Fashion and environment mesh on the vintage clothing rack.

Oh, Sarah Jessica Parker. It is pretty safe to say that she has influenced most major female shopping trends in the last decade through the behemoth of a marketing vehicle known as Sex and the City. The minute she donned that enviable tan, vintage Halston wrapdress and oversized shades in season three while attempting to go for the whole Jackie-O look because she was dating a politician, second-hand stores exploded as the new hot spots to shop. Suddenly, second-hand clothing was not just something that you inherited when your older brothers and sisters grew out of it, but a growing fashion trend of its own right. And with so many pros to buying vintage clothing, it seems like this trend will be here to stay.

One of the best things about buying used clothing is that fashion is cyclical, especially in the last decade. It seems that every look has been reborn, slightly altered, then reborn again; from Studio 54-esque jumpsuits and disco dresses, to the leggings and neons of the ’80s, to even (gasp!) the flannel shirts of early ’90s grunge. But the most important aspect is not the “in vogue” state of vintage apparel. It is the environmental factor. The commercial recycling company U’SAgain recently found that the average American purchases around 70 pounds of textiles every year, and about 85 percent of that ends up in landfills. That’s a whole lotta garbage, and plenty of good fashion opportunities thrown out of the window. Not to mention, many of the fabrics used in clothing take hundreds of years to break down. By reusing clothing, we are keeping them out of the landfill, but also lessening the need for newer clothing which in turn makes for less pollutants caused by the factories that make them.

Places like Euphoria have been offering up great vintage styles since 1996, with quite the selection. From houndstooth coats and grandiose hats to bowling shirts and cowboy boots, they not only sell amazing vintage pieces, they also create new and unique looks by taking vintage pieces and restyling them. They like to call it “re-retail.” “Re-retail is the idea of taking something old and either repurposing it or finding new value in it,” says owner Tausha Lell. Lell created a group with two other talented women who think green, Suzanne Chaillot of Hidden Women of the Sea jewelry and Deborah Elberson, owner of the vintage boutique Flip Flop. Called The Common Thread 3, the group designs clothing, accessories and furniture by reusing items and turning them into something swoon worthy.

Elberson boasts a nice collection of vintage herself. Her store Flip-Flop, located in Jefferson Street Market, has a hefty collection of things like pill box hats, women’s suits that look like they were plucked right out of Mad Men, ties, coats and dresses. There is also an ample amount of vintage night gowns, which have recently become all the rage.

Other stores carry newer and higher ended used items.The Clothing Loft has some fantastic finds such as Fendi and Louis Vuitton purses, Trina Turk and ABS Allen Schwartz dresses, and Kate Spade heels. Similar places, like Upscale Resale, even have used wedding dresses to sell, for the thrifty bride on a budget.
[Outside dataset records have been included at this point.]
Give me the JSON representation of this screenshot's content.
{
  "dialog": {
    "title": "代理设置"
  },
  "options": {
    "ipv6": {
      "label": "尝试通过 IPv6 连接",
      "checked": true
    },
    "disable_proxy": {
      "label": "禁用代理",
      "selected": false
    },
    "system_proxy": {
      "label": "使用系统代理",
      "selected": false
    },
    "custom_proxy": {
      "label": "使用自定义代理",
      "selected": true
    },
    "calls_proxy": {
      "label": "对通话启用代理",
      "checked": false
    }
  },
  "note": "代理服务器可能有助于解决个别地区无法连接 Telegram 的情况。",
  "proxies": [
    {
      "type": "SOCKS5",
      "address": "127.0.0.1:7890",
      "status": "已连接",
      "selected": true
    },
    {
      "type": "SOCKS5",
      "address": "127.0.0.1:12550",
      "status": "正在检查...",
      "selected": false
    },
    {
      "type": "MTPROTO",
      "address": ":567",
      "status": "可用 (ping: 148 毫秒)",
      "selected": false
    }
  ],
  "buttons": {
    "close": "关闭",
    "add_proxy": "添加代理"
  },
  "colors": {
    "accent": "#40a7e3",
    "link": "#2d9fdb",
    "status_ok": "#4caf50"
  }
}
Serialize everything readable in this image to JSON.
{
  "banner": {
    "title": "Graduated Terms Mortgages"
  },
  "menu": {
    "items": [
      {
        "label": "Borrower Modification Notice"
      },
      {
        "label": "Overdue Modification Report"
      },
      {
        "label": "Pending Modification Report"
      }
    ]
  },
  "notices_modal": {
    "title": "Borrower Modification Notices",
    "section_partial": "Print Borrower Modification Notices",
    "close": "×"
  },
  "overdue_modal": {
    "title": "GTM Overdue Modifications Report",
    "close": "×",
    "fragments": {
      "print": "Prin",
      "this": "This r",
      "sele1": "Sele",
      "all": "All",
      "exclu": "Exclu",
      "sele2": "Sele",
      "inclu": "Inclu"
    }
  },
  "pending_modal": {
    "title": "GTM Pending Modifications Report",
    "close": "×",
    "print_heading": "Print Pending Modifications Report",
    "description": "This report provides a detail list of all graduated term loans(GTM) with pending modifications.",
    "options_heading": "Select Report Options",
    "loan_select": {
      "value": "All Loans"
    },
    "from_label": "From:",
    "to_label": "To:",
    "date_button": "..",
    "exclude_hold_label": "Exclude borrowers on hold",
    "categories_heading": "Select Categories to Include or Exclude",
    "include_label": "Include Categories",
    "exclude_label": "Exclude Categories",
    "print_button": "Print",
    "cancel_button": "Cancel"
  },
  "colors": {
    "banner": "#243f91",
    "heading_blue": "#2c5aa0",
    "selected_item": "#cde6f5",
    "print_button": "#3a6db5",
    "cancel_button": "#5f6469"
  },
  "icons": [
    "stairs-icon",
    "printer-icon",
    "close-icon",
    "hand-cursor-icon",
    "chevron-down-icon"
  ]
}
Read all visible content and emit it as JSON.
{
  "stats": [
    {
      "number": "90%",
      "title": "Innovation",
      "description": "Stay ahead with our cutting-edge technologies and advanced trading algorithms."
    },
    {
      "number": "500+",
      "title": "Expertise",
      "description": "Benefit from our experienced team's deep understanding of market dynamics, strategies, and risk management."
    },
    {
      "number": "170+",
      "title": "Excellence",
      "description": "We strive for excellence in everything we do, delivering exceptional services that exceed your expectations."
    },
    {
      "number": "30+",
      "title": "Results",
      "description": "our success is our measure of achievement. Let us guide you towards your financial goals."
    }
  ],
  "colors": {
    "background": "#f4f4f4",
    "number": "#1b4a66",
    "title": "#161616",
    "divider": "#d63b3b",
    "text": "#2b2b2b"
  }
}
Vintage shopping truly has something for everyone. Even the most haughty of Park Avenue princesses have been known to go bargain hunting for great vintage pieces to pair with their Marc Jacobs bags and Christian Louboutin shoes. And on the other side of the spectrum, broke college kids have been longtime fans of the eclectic style of a great thrift store find, often perusing Goodwill and Salvation Army stores to find their next great ensemble. “Vintage clothes are fun, and the quality is great because they are usually made well, and no one else will have it which is always a plus,” says Lell.